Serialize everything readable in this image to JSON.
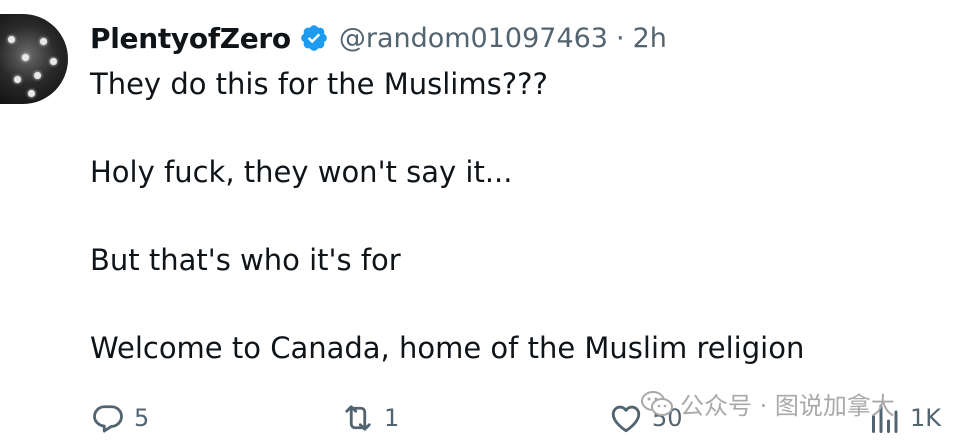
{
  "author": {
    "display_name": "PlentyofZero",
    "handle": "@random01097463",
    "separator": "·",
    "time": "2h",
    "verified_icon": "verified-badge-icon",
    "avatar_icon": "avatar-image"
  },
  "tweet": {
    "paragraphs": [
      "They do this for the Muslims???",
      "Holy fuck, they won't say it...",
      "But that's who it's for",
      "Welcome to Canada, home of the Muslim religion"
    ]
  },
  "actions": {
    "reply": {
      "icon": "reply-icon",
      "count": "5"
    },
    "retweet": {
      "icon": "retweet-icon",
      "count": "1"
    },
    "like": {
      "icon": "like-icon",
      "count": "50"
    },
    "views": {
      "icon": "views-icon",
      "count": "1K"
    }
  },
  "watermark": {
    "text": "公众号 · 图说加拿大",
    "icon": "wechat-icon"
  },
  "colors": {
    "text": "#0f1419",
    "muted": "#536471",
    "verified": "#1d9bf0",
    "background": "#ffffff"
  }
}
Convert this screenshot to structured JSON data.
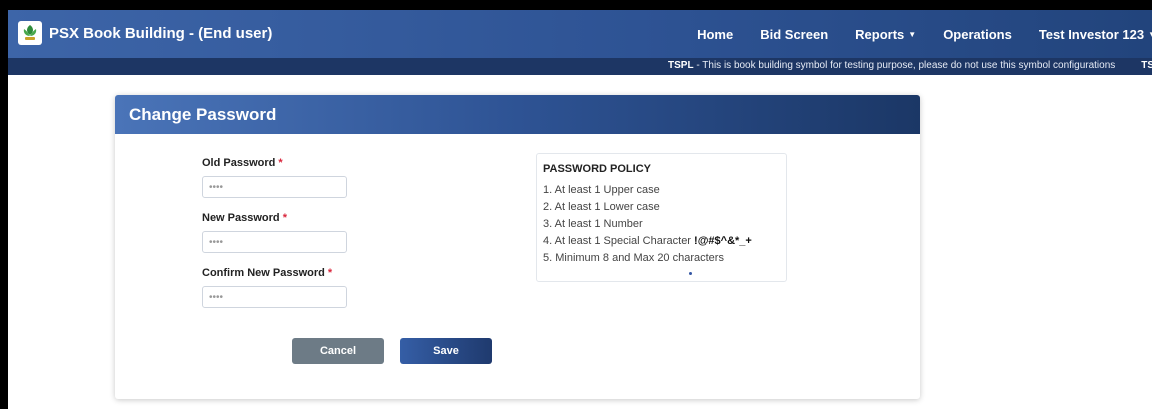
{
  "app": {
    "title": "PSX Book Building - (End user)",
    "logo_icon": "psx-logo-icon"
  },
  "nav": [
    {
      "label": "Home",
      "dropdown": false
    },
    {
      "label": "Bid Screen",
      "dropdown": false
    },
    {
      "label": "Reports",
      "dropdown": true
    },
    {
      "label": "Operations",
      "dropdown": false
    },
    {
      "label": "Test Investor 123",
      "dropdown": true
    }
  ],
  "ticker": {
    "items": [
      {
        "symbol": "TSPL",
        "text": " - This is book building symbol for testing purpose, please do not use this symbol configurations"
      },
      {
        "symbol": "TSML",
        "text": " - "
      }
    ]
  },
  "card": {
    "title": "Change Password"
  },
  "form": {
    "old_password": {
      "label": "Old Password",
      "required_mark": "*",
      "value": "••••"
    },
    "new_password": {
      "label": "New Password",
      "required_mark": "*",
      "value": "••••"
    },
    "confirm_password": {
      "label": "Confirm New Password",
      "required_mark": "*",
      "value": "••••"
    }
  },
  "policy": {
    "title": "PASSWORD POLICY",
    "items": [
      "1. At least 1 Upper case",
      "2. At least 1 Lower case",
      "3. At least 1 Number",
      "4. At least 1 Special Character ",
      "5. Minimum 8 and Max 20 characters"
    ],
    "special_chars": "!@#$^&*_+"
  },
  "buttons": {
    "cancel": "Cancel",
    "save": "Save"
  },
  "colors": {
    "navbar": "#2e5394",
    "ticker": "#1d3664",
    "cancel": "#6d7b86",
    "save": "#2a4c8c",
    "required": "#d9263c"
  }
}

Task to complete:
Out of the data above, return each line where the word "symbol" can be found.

Result for this task:
        "symbol": "TSPL",
        "text": " - This is book building symbol for testing purpose, please do not use this symbol configurations"
        "symbol": "TSML",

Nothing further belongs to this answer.